Flowers in the Attic has been adapted for the screen several times, including a 1987 film and a 2014 Lifetime movie. The Lifetime movie received a prequel mini-series titled Flowers in the Attic: The Origin, with a premiere airing in 2022, starring Jemima Rooper, Max Irons, Kelsey Grammer, Kate Mulgrew, Paul Wesley, and T’Shan Williams.
However, there are notable differences between the book and the adaptations. Some of the more shocking elements of the story were toned down or omitted.
Some of the significant differences between the book, the Lifetime adaptation, and the 1987 movie include the period, the relationship between Cathy and Chris, some scenes of abuse by their grandmother Olivia, and the character of John. The 1987 movie puts the events in a contemporary setting instead of the 1950s and also omits the incestuous relationship.
The Lifetime adaptation stays more faithful to the book but changes several aspects, including replacing assault with a scene of a consensual encounter.
John, a butler at the Foxworth Hall, is unaware of the children’s existence in the novel and the 2014 movie, but in the 1987 adaptation, he knows and participates in their imprisonment.
About the author
V.C. Andrews was an American author who wrote many bestselling young adult novels, including the bestseller Flowers in the Attic. She was born in Virginia as Cleo Virginia in 1923. The New York Times obituary reported that she kept her age a secret and was believed to be in her late 40s or early 50s when she passed away. People magazine profiled her in 1980, stating that the progressive arthritis she suffered from kept her housebound for most of her life.

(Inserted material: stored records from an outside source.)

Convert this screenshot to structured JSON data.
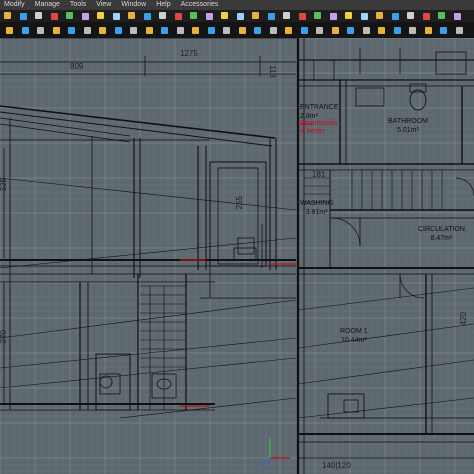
{
  "menubar": {
    "items": [
      "Modify",
      "Manage",
      "Tools",
      "View",
      "Window",
      "Help",
      "Accessories"
    ]
  },
  "colors": {
    "canvas_bg": "#5e6870",
    "grid_minor": "#6a747b",
    "grid_major": "#7d868c",
    "line": "#111111",
    "selected": "#c0101a",
    "accent": "#e8b23a"
  },
  "dimensions": {
    "d_809": "809",
    "d_1275": "1275",
    "d_113": "113",
    "d_325": "325",
    "d_255": "255",
    "d_270": "270",
    "d_181": "181",
    "d_420": "420",
    "d_140120": "140|120"
  },
  "rooms": {
    "entrance": {
      "name": "ENTRANCE",
      "area": "2.8m²"
    },
    "bathroom": {
      "name": "BATHROOM",
      "area": "5.01m²"
    },
    "washing": {
      "name": "WASHING",
      "area": "3.81m²"
    },
    "circulation": {
      "name": "CIRCULATION",
      "area": "8.47m²"
    },
    "room1": {
      "name": "ROOM 1",
      "area": "10.44m²"
    }
  },
  "annotation": {
    "line1": "Smartstudio",
    "line2": "is better"
  },
  "toolbar_icons": [
    "select-icon",
    "link-icon",
    "cursor-icon",
    "snap-icon",
    "grid-icon",
    "layer-icon",
    "pen-icon",
    "eraser-icon",
    "zoom-icon",
    "pan-icon",
    "measure-icon",
    "text-icon",
    "dim-icon",
    "wall-icon",
    "door-icon",
    "window-icon",
    "stair-icon",
    "roof-icon",
    "slab-icon",
    "column-icon",
    "beam-icon",
    "object-icon",
    "lamp-icon",
    "zone-icon",
    "label-icon",
    "section-icon",
    "elevation-icon",
    "camera-icon",
    "render-icon",
    "settings-icon"
  ]
}
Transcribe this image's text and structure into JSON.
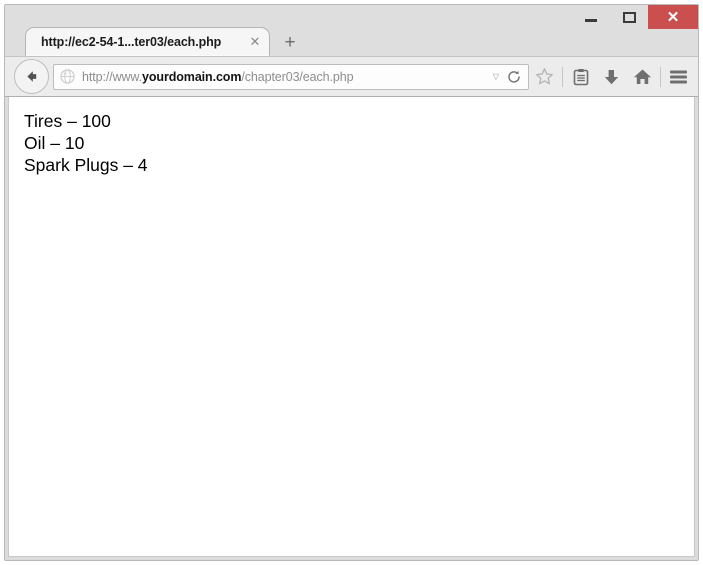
{
  "window": {
    "controls": {
      "minimize_label": "–",
      "maximize_label": "",
      "close_label": "✕"
    }
  },
  "tabs": [
    {
      "title": "http://ec2-54-1...ter03/each.php",
      "close_label": "✕"
    }
  ],
  "newtab": {
    "label": "+"
  },
  "navbar": {
    "back_label": "",
    "url": {
      "scheme": "http://www.",
      "host": "yourdomain.com",
      "path": "/chapter03/each.php",
      "full": "http://www.yourdomain.com/chapter03/each.php",
      "dropdown_label": "▽"
    },
    "icons": [
      {
        "name": "bookmark-star-icon"
      },
      {
        "name": "reader-list-icon"
      },
      {
        "name": "downloads-arrow-icon"
      },
      {
        "name": "home-icon"
      },
      {
        "name": "hamburger-menu-icon"
      }
    ]
  },
  "page": {
    "lines": [
      "Tires – 100",
      "Oil – 10",
      "Spark Plugs – 4"
    ]
  },
  "colors": {
    "close_red": "#c9504f",
    "frame_gray": "#dedede",
    "navbar_gray": "#ececec",
    "tab_active": "#f6f6f6",
    "page_bg": "#ffffff",
    "text": "#000000"
  }
}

In 1986, Andrews passed away due to breast cancer. This event prompted Anita Diamant, Andrews’ agent, to reach out to writer Andrew Neiderman—whose successes include The Devil’s Advocate. Despite having no prior knowledge of Andrews’ works, his wife (a fan of the book), and his teaching experience with teenage girls made him the perfect candidate to finish what Andrews had started—the Flowers in the Attic prequel Garden of Shadows. Neiderman readily agreed to take on the task.

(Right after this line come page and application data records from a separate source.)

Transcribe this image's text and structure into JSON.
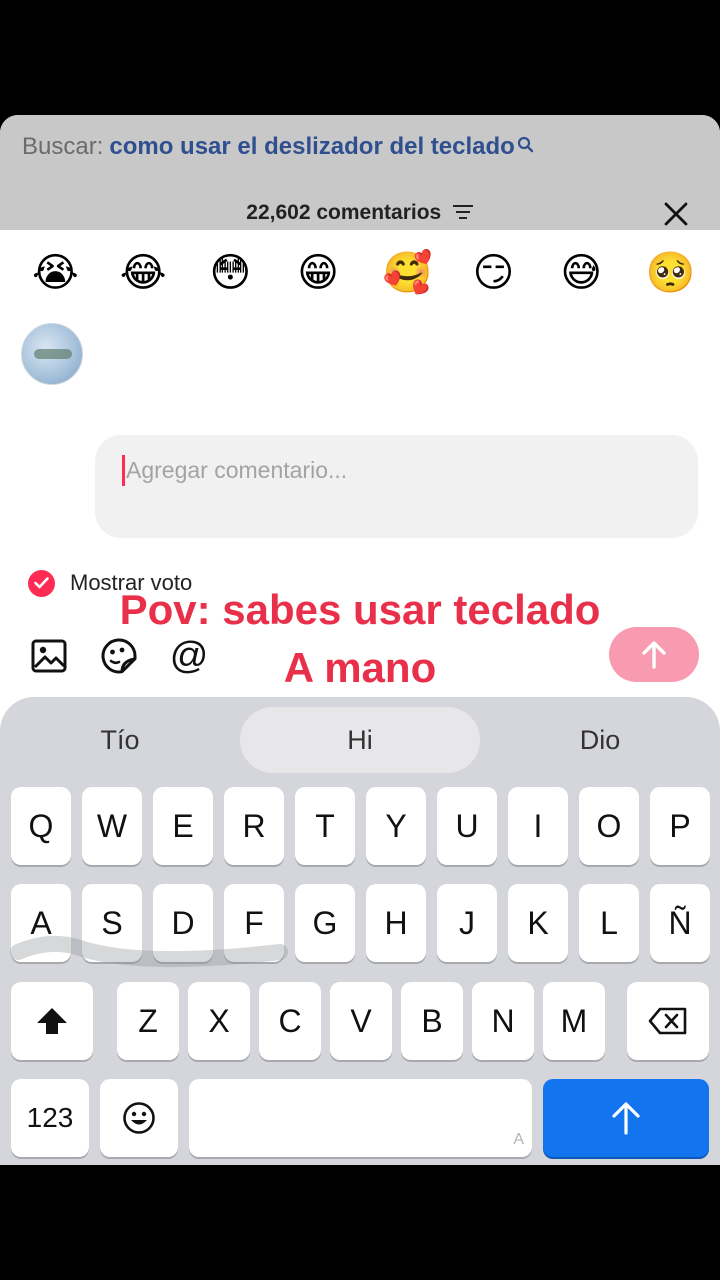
{
  "search": {
    "prefix": "Buscar:",
    "query": "como usar el deslizador del teclado"
  },
  "comments": {
    "count_label": "22,602 comentarios"
  },
  "emojis": [
    "😭",
    "😂",
    "😳",
    "😁",
    "🥰",
    "😏",
    "😅",
    "🥺"
  ],
  "input": {
    "placeholder": "Agregar comentario..."
  },
  "vote": {
    "label": "Mostrar voto",
    "checked": true
  },
  "overlay": {
    "line1": "Pov: sabes usar teclado",
    "line2": "A mano"
  },
  "keyboard": {
    "predictions": [
      "Tío",
      "Hi",
      "Dio"
    ],
    "row1": [
      "Q",
      "W",
      "E",
      "R",
      "T",
      "Y",
      "U",
      "I",
      "O",
      "P"
    ],
    "row2": [
      "A",
      "S",
      "D",
      "F",
      "G",
      "H",
      "J",
      "K",
      "L",
      "Ñ"
    ],
    "row3": [
      "Z",
      "X",
      "C",
      "V",
      "B",
      "N",
      "M"
    ],
    "numbers_label": "123",
    "space_hint": "A"
  },
  "colors": {
    "accent": "#fe2c55",
    "overlay_text": "#e8304a",
    "return_key": "#1374ef",
    "send_button": "#f89ab0"
  }
}
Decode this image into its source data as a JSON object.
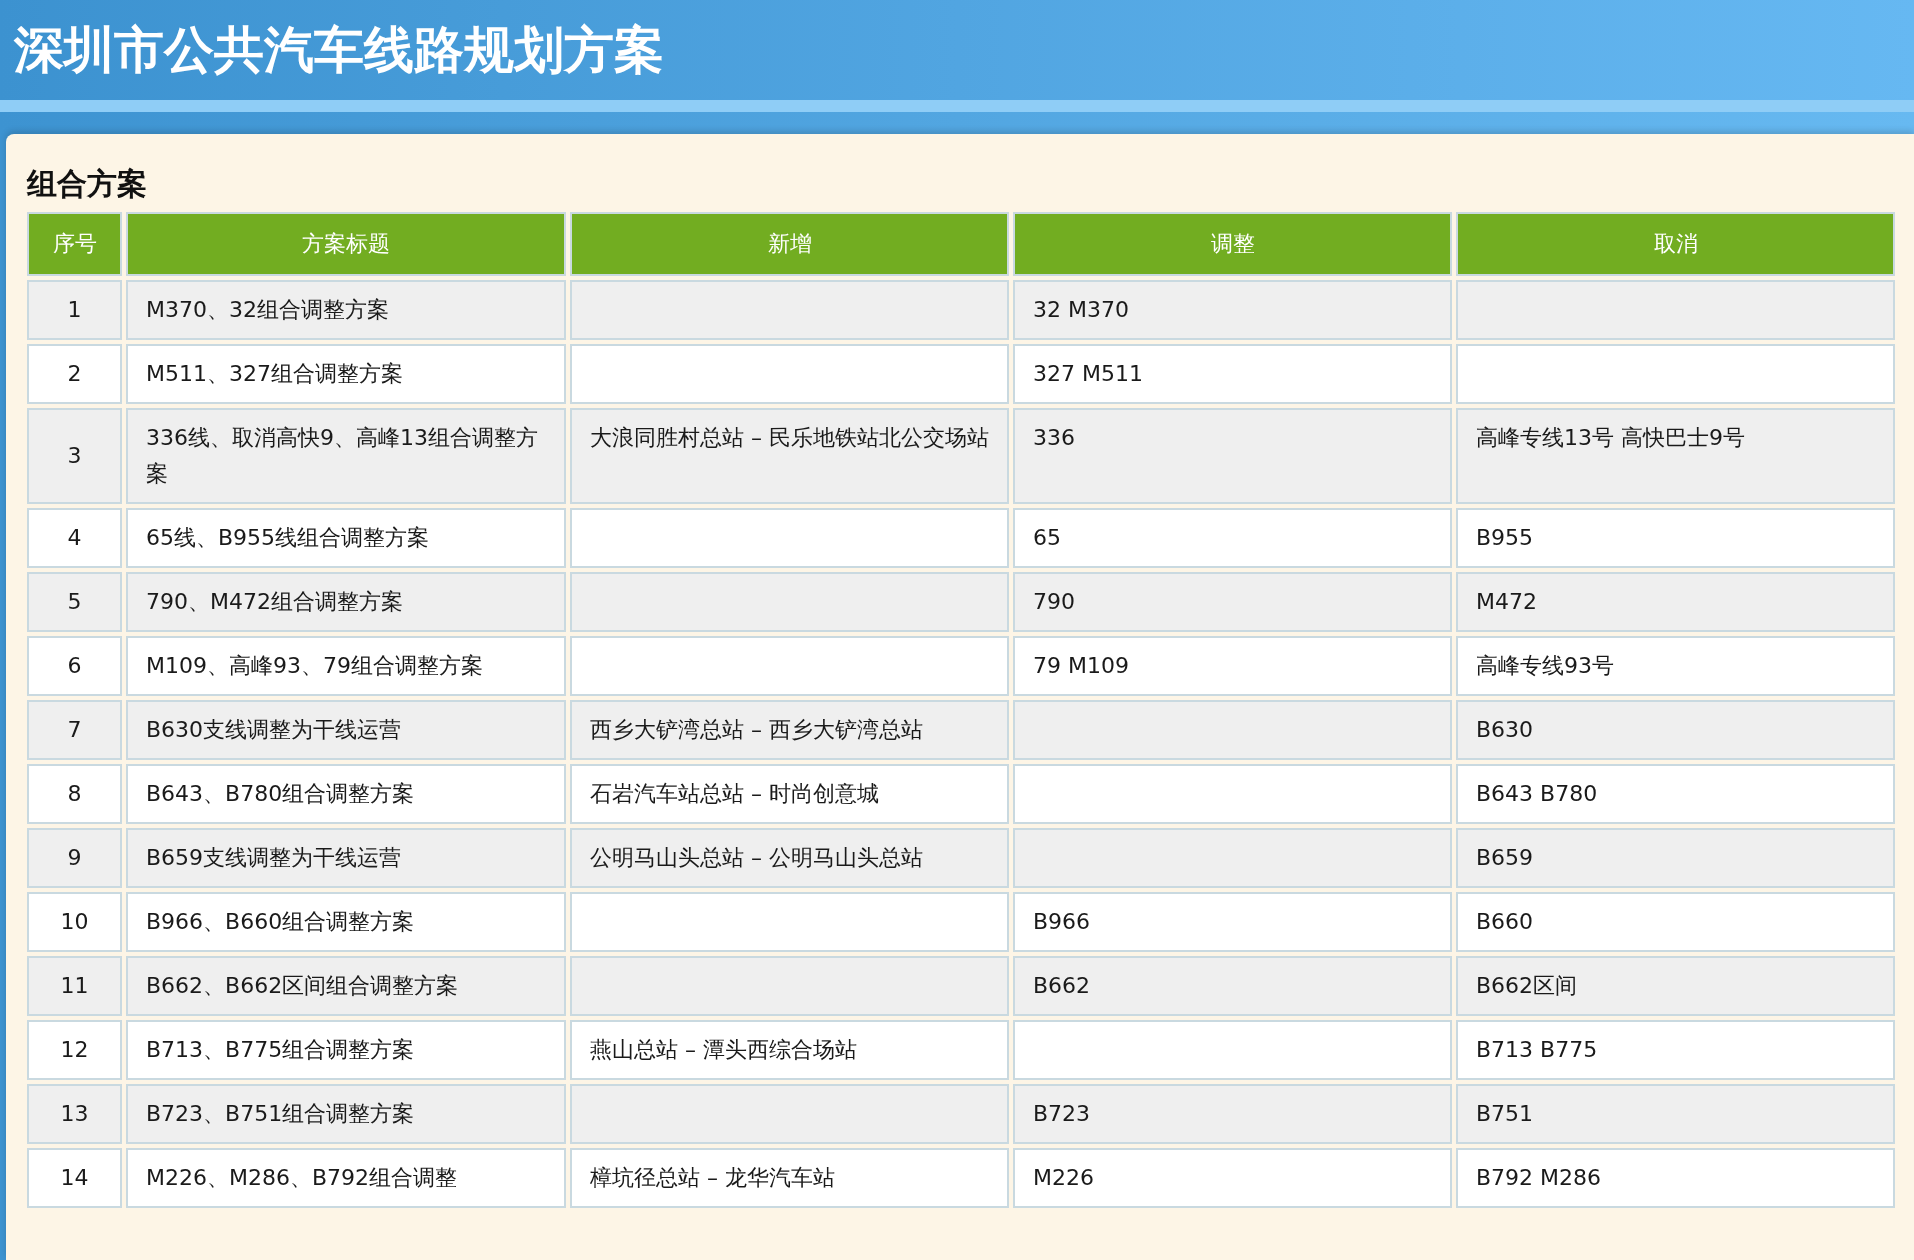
{
  "page_title": "深圳市公共汽车线路规划方案",
  "section_title": "组合方案",
  "table": {
    "columns": [
      "序号",
      "方案标题",
      "新增",
      "调整",
      "取消"
    ],
    "rows": [
      {
        "no": "1",
        "title": "M370、32组合调整方案",
        "adjusted": "32 M370"
      },
      {
        "no": "2",
        "title": "M511、327组合调整方案",
        "adjusted": "327 M511"
      },
      {
        "no": "3",
        "title": "336线、取消高快9、高峰13组合调整方案",
        "added": "大浪同胜村总站 – 民乐地铁站北公交场站",
        "adjusted": "336",
        "cancelled": "高峰专线13号 高快巴士9号"
      },
      {
        "no": "4",
        "title": "65线、B955线组合调整方案",
        "adjusted": "65",
        "cancelled": "B955"
      },
      {
        "no": "5",
        "title": "790、M472组合调整方案",
        "adjusted": "790",
        "cancelled": "M472"
      },
      {
        "no": "6",
        "title": "M109、高峰93、79组合调整方案",
        "adjusted": "79 M109",
        "cancelled": "高峰专线93号"
      },
      {
        "no": "7",
        "title": "B630支线调整为干线运营",
        "added": "西乡大铲湾总站 – 西乡大铲湾总站",
        "cancelled": "B630"
      },
      {
        "no": "8",
        "title": "B643、B780组合调整方案",
        "added": "石岩汽车站总站 – 时尚创意城",
        "cancelled": "B643 B780"
      },
      {
        "no": "9",
        "title": "B659支线调整为干线运营",
        "added": "公明马山头总站 – 公明马山头总站",
        "cancelled": "B659"
      },
      {
        "no": "10",
        "title": "B966、B660组合调整方案",
        "adjusted": "B966",
        "cancelled": "B660"
      },
      {
        "no": "11",
        "title": "B662、B662区间组合调整方案",
        "adjusted": "B662",
        "cancelled": "B662区间"
      },
      {
        "no": "12",
        "title": "B713、B775组合调整方案",
        "added": "燕山总站 – 潭头西综合场站",
        "cancelled": "B713 B775"
      },
      {
        "no": "13",
        "title": "B723、B751组合调整方案",
        "adjusted": "B723",
        "cancelled": "B751"
      },
      {
        "no": "14",
        "title": "M226、M286、B792组合调整",
        "added": "樟坑径总站 – 龙华汽车站",
        "adjusted": "M226",
        "cancelled": "B792 M286"
      }
    ]
  }
}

Andrew Neiderman has been writing under the pseudonym of V. C. Andrews for over 30 years now, resulting in around 80 books. He’s even written a stage play based on Flowers in the Attic and a prequel trilogy about the children’s great-grandmother Corrine Dixon. Even though his name is nowhere to be found on the novels, it appears on Simon & Schuster’s website and his own, where he claims to have increased the franchise’s reach from 30 million to 106 million people in 95 countries.
In addition to Flowers in the Attic, the other novels in the Dollanganger series include Petals on the Wind, If There Be Thorns, Seeds of Yesterday, Garden of Shadows, Beneath the Attic, and Out of the Attic.
Listen to Flowers in the Attic with Speechify Audiobooks
Speechify is a cutting-edge audiobook service that offers a wide range of titles for listeners, including Flowers in the Attic. Their audiobook library is vast and the listening experience is both immersive and seamless. With Speechify, users can easily listen to their favorite books on the go, whether commuting, exercising, or simply relaxing.
And don’t forget, Speechify is the leading AI studio for content creators. From text-to-speech apps and extensions to a host of AI audio apps like voiceovers, dubbing, and AI Avatars, Speechify has you covered.
Is Flowers in the Attic disturbing?
The book contains several themes first-time readers may find disturbing and situations, including depictions of physical and psychological abuse, generational trauma, incest, and sexual assault. Reader discretion is advised.
How many episodes of Flowers in the Attic: The Origin will there be?
The prequel mini-series features four episodes in total.
What is the significance of the title Flowers in the Attic?
As a literal interpretation, the children, confined to their attic prison, make paper flowers to decorate the room. Symbolically, the children themselves are the flowers in the attic – fragile, delicate, and needing care and protection.